In the coming weeks we will hear a great deal about what courts and judges ought to be. The confirmation hearings for Judge Sonia Sotomayor will bring out partisans on all sides who will argue, as they do whenever an important court appointment is up for consideration, that the law matches their particular philosophy. We hear that judges ought to be originalists or that they need to consider the evolving nature of society, or various other constructs. These partisans have in common the notion that the law is set and can be known objectively.
Oh, that it were so. It would make life so much easier and probably cheaper for those who needed to employ lawyers. If only you could present the case for side A, listing all the points on their side, do the same for side B and then compute the sum. The judgment would be objective, understandable, transparent and indisputable for all to see.
If the law could ever be that straightforward, we would not find the following assertion in B. Berachot 6a that
When three sit in judgment God’s Presence joins them, as it is said, ‘In the midst of the judges [God] judges’ (Psalm 82: 1).

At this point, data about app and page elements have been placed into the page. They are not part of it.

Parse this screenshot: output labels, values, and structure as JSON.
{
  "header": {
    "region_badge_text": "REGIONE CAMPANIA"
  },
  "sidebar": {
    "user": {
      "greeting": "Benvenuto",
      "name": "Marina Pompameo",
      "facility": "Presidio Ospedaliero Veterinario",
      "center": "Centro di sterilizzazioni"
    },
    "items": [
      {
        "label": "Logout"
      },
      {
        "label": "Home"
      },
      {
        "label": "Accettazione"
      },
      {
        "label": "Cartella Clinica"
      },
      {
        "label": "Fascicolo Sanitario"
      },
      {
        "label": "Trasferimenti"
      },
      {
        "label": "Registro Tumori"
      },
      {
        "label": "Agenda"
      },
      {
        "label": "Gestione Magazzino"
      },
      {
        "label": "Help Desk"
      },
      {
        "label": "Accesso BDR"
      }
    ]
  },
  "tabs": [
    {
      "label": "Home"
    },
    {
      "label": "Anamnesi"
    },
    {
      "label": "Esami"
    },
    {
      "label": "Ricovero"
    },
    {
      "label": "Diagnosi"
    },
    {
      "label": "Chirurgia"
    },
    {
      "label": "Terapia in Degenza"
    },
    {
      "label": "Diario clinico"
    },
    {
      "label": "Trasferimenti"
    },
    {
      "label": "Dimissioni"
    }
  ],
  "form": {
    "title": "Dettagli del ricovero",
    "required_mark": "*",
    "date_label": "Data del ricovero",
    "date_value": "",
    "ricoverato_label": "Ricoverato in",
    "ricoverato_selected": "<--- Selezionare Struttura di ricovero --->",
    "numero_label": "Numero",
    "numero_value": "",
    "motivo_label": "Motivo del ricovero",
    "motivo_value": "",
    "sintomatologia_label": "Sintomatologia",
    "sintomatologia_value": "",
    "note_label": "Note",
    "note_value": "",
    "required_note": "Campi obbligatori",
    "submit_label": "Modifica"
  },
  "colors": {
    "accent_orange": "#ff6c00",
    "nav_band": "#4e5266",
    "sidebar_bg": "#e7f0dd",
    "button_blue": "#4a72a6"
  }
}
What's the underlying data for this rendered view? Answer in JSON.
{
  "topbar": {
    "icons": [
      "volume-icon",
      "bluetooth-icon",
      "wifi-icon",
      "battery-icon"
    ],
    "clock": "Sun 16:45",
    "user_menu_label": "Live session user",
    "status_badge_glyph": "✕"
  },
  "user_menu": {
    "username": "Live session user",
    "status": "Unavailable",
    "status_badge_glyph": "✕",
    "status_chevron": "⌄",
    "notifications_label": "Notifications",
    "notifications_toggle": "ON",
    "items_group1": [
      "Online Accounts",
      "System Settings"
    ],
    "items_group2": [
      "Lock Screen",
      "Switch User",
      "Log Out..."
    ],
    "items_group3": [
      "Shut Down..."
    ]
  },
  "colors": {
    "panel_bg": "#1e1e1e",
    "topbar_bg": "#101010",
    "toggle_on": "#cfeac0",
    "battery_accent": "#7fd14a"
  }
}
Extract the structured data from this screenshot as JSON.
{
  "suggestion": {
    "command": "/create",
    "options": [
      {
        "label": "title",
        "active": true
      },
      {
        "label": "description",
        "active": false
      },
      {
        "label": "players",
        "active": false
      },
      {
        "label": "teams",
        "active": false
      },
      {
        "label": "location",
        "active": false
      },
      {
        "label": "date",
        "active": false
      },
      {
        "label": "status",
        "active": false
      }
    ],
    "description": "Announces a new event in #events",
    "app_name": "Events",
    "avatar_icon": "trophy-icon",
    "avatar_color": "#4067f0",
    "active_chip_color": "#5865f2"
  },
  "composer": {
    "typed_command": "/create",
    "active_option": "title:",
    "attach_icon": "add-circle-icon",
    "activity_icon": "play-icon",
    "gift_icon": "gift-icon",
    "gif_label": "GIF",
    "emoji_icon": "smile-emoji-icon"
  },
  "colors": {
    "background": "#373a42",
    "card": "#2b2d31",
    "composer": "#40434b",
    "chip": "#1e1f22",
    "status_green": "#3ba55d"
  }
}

As the passage continues we learn that judging is not simply a matter of making peace or finding compromises, but is an act of Torah.
To understand how this passage from the gemara understands the act of judging it is necessary to consider what it means by an act of Torah. In B. Shabbat 78b a Tanna (teacher) of the school of Rabbi Ishmael compares the words of Torah to a hammer hitting a rock. “Just as the strike of the hammer produces many sparks, so every single word that comes from the mouth of the Holy Blessing One separates into 70 languages.” It is a stunning assertion: Every word of Torah can be understood in multiple ways and there are multiple correct ways of understanding! To discern which is the best meaning for any given circumstance requires learning, flexibility, and a willingness to consider many points of view.
If what is true of Torah is true of the law, as our passage suggests, then it is easy to understand that the act of judging is a matter of discernment in the face of multiple possible solutions. The Talmudic commentator Menachem Meiri (13th century Catalonia) argues that even one who is authorized to judge alone on a given topic should not do so. Rather he argues that when three judges deliberate together, engaging in give and take as they understand the issues involved, clarifying and discussing before deciding, they are more likely to discover the most fitting and truthful solution, and they will be protected from making errors. This is a case for having multiple perspectives contending with each other in order to arrive at a decision that is not THE truth, but is the best truth for the moment.
The Talmud lists in B. Sanhedrin 17a various qualifications that judges should have. Most are what you might expect: men [sic] of stature and wisdom, handsome and mature, having a knowledge of witchcraft (read: science and technology) and a mastery of all the known languages of humankind. Rab, the head of the 3rd century Babylonian academy, responds to that list and adds a surprising and radical requirement. He taught: "Do not seat someone on the Sanhedrin who cannot prove, using Biblical texts, that a reptile, an animal that crawls on the earth, is clean." To translate: an animal that crawls on the earth is explicitly unclean according to Leviticus 11:29. In order to declare such an animal clean using the Torah demands one to turn Torah on head and inside out.
Rab’s radical requirement, which emerges from a discussion concerning capital punishment, recognizes the complexity of law. His approach grants law both respect and flexibility. He asserts that every defendant deserves a judge who can see all sides, even the most unlikely sides of an argument, so that the best truth might emerge. It is because the law is so complex that the Presence of God needs to join the three who make up the court.
As you listen to the arguments for and against Judge Sotomayor, listen to hear who makes the law simple and who makes it complex.
(c) 2009 by Rabbi Louis Rieser